▶ [Source information]:
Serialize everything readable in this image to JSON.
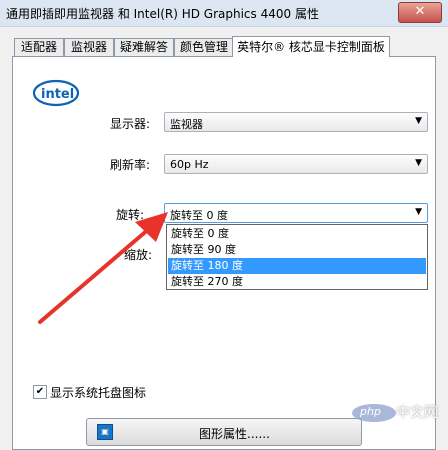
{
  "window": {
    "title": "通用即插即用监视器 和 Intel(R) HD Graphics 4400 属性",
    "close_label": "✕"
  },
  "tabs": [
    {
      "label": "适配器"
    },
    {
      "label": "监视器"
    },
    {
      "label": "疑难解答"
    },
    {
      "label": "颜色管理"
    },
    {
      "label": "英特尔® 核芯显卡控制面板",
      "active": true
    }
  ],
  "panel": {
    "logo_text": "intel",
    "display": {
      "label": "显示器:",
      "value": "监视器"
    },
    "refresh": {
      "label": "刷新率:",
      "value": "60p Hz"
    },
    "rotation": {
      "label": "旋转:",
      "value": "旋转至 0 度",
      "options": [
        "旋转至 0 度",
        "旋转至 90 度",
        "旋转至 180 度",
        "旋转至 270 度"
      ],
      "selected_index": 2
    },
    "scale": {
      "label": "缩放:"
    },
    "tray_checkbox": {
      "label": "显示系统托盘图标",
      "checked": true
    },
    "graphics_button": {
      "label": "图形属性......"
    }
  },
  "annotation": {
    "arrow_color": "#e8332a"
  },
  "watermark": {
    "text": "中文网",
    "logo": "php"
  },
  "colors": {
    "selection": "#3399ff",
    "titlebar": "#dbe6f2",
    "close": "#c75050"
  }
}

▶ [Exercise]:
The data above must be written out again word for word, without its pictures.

▶ [Answer below]:
Serialize everything readable in this image to JSON.
{
  "window": {
    "title": "通用即插即用监视器 和 Intel(R) HD Graphics 4400 属性",
    "close_label": "✕"
  },
  "tabs": [
    {
      "label": "适配器"
    },
    {
      "label": "监视器"
    },
    {
      "label": "疑难解答"
    },
    {
      "label": "颜色管理"
    },
    {
      "label": "英特尔® 核芯显卡控制面板",
      "active": true
    }
  ],
  "panel": {
    "logo_text": "intel",
    "display": {
      "label": "显示器:",
      "value": "监视器"
    },
    "refresh": {
      "label": "刷新率:",
      "value": "60p Hz"
    },
    "rotation": {
      "label": "旋转:",
      "value": "旋转至 0 度",
      "options": [
        "旋转至 0 度",
        "旋转至 90 度",
        "旋转至 180 度",
        "旋转至 270 度"
      ],
      "selected_index": 2
    },
    "scale": {
      "label": "缩放:"
    },
    "tray_checkbox": {
      "label": "显示系统托盘图标",
      "checked": true
    },
    "graphics_button": {
      "label": "图形属性......"
    }
  },
  "annotation": {
    "arrow_color": "#e8332a"
  },
  "watermark": {
    "text": "中文网",
    "logo": "php"
  },
  "colors": {
    "selection": "#3399ff",
    "titlebar": "#dbe6f2",
    "close": "#c75050"
  }
}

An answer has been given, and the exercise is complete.